(Excerpts from an interface dataset)
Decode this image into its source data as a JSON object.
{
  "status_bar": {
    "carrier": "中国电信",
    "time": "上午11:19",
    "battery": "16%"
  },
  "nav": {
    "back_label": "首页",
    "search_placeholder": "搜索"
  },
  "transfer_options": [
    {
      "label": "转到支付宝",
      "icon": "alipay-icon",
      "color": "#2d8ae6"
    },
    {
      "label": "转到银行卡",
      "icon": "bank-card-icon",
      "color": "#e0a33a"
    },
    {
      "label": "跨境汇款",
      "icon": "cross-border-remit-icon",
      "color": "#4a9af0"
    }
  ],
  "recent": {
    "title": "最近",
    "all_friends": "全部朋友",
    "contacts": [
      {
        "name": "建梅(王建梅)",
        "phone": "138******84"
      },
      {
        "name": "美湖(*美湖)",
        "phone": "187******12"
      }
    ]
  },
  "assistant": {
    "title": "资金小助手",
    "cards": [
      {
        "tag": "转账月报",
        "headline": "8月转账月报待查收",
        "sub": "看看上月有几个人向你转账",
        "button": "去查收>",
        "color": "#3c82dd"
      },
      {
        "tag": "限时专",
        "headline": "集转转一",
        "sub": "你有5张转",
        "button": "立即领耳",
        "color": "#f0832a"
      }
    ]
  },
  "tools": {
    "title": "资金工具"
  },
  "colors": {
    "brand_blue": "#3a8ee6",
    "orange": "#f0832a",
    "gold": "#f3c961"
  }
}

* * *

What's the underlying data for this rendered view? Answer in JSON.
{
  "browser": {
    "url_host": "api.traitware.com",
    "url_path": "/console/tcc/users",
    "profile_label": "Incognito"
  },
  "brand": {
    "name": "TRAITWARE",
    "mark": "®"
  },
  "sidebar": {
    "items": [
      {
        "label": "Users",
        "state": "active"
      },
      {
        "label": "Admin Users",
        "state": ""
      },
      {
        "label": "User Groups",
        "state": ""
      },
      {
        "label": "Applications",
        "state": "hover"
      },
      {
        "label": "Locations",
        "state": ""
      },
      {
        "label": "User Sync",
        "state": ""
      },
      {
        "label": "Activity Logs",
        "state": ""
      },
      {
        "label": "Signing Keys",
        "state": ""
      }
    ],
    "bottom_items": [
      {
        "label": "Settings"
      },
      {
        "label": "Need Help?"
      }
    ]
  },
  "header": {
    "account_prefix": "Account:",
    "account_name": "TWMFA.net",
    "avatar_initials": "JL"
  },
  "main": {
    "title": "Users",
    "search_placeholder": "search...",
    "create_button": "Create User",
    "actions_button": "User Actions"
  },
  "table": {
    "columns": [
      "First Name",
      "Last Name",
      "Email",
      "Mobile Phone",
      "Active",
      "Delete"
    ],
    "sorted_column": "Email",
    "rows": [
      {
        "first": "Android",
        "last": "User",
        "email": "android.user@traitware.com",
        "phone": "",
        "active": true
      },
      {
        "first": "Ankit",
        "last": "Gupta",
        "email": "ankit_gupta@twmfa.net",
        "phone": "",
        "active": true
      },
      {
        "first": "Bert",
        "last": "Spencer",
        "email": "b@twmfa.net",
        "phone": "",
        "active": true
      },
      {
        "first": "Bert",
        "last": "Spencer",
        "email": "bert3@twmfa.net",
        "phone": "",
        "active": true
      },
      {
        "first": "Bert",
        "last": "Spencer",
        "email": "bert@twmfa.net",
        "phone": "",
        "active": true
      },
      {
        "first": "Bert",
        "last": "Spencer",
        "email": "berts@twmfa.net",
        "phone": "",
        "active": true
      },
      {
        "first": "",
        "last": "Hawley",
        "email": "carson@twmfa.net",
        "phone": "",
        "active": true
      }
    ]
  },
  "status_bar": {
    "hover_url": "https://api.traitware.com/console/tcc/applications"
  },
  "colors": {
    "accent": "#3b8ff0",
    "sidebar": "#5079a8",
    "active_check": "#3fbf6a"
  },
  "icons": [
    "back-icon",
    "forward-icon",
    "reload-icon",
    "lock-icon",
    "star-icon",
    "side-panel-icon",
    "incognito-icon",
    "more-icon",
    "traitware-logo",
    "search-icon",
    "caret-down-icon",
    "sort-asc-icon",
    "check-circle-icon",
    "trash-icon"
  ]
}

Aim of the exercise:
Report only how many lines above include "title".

Output for this task:
4